Before you head out to the grocery store to stock up on holiday foods you might like to print or download this 45 healthy foods shopping list pulled together by Mary Ellen Herndon, wellness food specialist, and other experts at The University of Texas MD Anderson Cancer Center.
Evidence for obesity as a promoter of several types of cancer as well as heart disease and diabetes in increasing. Adults can avoid holiday weight gain, Herndon says, by stocking up on the cancer-fighting foods on this holiday food grocery list. Naturally, the list is rich in vegetables and fruits -- from acorn squash, berries and dates to pears, quinces, sweet potatoes, Swiss chard and turnips-- and in grains, beans, and lean non-red meat protein sources. Also included are pecans, pistachios, walnuts, and dark chocolate. ...continue reading "Shopping for Healthy Holiday Foods to Fight Obesity and Cancer"
Scientists at Oregon State University and Linus Pauling Institute propose in an article published October 7 that sulforaphane, a compound found in cruciferous vegetables notably broccoli, may be useful as a chemopreventive agent for high-risk prostate cancer patients. Sulforaphane, Emily Ho and colleagues write, acts as a histone deacetylase inhibitor on prostate cancer (and colorectal cancer) cells. ...continue reading "Broccoli compound may aid survival for high-risk prostate cancer patients"

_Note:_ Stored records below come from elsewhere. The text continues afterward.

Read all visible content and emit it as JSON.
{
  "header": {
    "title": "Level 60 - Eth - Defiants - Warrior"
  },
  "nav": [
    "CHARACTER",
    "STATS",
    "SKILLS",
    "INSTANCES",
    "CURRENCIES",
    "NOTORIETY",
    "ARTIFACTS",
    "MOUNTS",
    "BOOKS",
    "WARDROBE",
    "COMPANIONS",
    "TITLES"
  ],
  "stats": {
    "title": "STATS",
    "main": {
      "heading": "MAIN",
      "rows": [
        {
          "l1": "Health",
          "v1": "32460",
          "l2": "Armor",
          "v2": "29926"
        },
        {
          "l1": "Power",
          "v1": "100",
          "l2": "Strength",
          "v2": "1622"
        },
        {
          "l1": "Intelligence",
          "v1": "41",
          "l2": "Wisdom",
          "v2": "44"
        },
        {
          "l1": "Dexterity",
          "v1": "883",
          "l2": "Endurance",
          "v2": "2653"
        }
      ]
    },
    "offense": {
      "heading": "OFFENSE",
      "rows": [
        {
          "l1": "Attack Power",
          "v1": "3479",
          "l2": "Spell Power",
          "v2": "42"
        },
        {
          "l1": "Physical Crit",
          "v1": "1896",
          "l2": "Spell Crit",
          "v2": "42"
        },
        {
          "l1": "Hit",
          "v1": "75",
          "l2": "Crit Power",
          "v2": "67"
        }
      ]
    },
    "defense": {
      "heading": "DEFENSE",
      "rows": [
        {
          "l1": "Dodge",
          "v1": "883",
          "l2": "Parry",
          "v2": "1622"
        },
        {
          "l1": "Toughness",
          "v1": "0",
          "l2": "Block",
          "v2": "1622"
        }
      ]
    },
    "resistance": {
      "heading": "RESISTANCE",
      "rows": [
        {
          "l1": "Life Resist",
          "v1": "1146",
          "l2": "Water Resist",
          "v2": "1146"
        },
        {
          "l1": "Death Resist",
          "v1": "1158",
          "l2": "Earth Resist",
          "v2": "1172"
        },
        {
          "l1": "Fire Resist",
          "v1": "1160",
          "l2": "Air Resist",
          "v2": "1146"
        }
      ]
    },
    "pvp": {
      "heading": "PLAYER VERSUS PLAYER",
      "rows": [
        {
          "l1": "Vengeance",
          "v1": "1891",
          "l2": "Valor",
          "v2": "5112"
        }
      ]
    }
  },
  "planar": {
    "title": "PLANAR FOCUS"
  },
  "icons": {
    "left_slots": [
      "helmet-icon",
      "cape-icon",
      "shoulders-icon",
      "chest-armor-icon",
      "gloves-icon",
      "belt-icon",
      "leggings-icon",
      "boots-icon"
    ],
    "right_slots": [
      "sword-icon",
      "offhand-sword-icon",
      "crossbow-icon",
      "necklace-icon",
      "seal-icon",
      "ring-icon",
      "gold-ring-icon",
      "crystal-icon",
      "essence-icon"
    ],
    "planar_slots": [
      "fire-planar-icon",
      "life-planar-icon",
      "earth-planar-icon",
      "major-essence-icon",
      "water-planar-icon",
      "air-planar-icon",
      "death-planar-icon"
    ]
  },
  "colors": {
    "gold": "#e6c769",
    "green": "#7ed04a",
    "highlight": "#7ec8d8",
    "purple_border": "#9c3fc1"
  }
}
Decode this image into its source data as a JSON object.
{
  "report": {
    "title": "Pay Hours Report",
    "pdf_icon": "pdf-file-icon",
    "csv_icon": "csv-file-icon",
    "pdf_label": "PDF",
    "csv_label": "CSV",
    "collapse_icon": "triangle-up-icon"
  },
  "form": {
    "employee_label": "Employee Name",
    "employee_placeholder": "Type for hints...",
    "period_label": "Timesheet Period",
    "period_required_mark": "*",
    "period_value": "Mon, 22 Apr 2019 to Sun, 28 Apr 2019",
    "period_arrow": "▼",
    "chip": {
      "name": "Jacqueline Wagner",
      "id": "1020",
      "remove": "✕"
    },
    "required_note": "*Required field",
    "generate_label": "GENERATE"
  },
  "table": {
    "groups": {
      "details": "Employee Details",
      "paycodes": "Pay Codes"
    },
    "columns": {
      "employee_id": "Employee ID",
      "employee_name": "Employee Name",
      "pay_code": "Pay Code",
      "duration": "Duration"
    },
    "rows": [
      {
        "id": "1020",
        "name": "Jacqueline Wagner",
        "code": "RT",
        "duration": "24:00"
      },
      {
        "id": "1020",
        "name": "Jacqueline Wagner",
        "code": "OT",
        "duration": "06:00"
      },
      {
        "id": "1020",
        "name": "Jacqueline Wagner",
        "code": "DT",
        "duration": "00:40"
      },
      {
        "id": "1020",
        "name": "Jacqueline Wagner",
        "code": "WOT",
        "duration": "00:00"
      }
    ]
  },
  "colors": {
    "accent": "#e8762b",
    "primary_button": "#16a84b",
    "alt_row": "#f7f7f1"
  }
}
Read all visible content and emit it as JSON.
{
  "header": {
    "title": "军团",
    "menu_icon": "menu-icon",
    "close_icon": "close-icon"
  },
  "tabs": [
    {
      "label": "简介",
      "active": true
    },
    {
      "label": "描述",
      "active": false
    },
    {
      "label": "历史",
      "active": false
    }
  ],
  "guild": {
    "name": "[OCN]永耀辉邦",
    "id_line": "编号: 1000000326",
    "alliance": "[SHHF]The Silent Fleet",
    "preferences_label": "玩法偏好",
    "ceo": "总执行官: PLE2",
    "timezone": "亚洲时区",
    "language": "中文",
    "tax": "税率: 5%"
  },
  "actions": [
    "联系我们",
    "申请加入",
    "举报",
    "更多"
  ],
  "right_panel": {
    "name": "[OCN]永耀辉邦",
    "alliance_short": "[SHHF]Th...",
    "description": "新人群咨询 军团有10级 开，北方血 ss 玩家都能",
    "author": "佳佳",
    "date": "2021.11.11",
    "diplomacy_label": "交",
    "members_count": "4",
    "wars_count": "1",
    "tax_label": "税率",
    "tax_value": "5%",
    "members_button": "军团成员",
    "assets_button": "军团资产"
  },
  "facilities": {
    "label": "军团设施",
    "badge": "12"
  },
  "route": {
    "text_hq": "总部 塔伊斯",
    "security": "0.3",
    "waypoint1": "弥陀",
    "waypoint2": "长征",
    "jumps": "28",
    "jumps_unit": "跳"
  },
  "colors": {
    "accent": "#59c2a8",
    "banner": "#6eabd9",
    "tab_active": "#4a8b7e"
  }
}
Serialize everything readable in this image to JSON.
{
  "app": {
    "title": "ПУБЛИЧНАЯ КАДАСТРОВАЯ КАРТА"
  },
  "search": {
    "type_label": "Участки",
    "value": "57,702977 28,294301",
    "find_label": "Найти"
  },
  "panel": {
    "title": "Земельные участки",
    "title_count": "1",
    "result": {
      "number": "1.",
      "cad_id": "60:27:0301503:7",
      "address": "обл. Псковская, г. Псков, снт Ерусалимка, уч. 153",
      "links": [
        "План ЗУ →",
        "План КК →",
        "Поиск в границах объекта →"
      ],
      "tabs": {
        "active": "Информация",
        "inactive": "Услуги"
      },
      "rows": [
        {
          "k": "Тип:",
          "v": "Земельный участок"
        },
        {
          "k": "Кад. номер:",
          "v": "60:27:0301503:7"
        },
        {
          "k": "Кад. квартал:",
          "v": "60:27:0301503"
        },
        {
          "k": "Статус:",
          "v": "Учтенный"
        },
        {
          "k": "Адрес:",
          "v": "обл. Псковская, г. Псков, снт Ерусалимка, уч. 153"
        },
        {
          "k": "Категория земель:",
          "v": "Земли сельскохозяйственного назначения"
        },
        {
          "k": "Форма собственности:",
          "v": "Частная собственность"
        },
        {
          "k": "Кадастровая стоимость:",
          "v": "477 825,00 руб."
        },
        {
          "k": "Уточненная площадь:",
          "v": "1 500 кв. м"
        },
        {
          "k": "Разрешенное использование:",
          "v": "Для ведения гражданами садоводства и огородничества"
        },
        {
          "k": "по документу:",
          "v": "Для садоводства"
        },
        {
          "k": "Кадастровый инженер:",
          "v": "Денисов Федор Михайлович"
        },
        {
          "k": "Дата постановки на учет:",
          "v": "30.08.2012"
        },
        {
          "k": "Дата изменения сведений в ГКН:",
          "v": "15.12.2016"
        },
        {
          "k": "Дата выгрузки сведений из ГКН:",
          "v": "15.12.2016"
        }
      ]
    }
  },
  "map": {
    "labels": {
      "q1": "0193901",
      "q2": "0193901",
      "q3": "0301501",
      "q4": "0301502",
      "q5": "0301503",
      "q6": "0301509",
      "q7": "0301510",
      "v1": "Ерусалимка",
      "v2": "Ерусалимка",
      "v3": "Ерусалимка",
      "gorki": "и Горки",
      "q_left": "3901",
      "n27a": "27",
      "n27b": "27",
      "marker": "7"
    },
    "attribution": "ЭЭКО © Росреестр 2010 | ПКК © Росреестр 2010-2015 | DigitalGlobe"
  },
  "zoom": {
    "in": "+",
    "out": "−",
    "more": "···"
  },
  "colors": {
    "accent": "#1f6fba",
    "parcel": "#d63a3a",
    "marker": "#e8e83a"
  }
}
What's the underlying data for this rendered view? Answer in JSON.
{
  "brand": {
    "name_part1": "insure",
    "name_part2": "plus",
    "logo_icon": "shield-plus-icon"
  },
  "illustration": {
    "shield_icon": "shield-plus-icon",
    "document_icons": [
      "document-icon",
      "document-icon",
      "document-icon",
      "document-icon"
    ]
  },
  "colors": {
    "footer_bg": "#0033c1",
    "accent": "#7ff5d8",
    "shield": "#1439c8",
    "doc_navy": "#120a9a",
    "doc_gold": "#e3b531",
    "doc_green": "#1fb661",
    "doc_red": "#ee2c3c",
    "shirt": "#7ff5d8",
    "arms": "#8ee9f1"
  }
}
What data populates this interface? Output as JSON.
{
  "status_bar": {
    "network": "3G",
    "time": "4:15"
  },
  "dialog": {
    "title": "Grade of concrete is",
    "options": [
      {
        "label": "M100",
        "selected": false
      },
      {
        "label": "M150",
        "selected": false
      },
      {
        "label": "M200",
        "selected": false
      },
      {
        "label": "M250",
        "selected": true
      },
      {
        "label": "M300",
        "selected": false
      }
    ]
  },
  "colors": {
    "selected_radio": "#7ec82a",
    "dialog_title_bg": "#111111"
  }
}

JUly 7, 2009. A large, long-term study in the U.K. has found that people who eat fish or who are vegetarians are less likely to develop cancer than people who describe themselves as meat-eaters. Surprisingly, for some types of cancer, risk was lower for those who ate fish than for strict vegetarians. ...continue reading "Fish Diet Beats Vegetarianism for Cancer Prevention"
Men with prostate cancer who consumed the active compounds in green tea demonstrated a significant reduction in serum markers predictive of prostate cancer progression, according to results of a study published in Cancer Prevention Research, a journal of the American Association for Cancer Research.
March 24, 2009 /PHILADELPHIA, AACR / - Omega-3 fatty acids appear protective against advanced prostate cancer, and this effect may be modified by a genetic variant in the COX-2 gene, according to a report in Clinical Cancer Research, a journal of the American Association for Cancer Research.
"The COX-2 increased risk of disease was essentially reversed by increasing omega-3 fatty acid intake by a half a gram per day," said John S. Witte, Ph.D., professor of epidemiology and biostatistics at the University of California San Francisco.
An anti-cancer compound in broccoli and cabbage, indole-3-carbinol, is undergoing clinical trials in men with prostate cancer and women with breast cancer because it was found to stop the growth of these cancers in mice.
Now scientists have discovered more about how it works. They've found that in breast cancer it lowers the activity of an enzyme associated with rapidly advancing cancer growth, according to a University of California, Berkeley, study appearing this week in the online early edition of Proceedings of the National Academy of Sciences.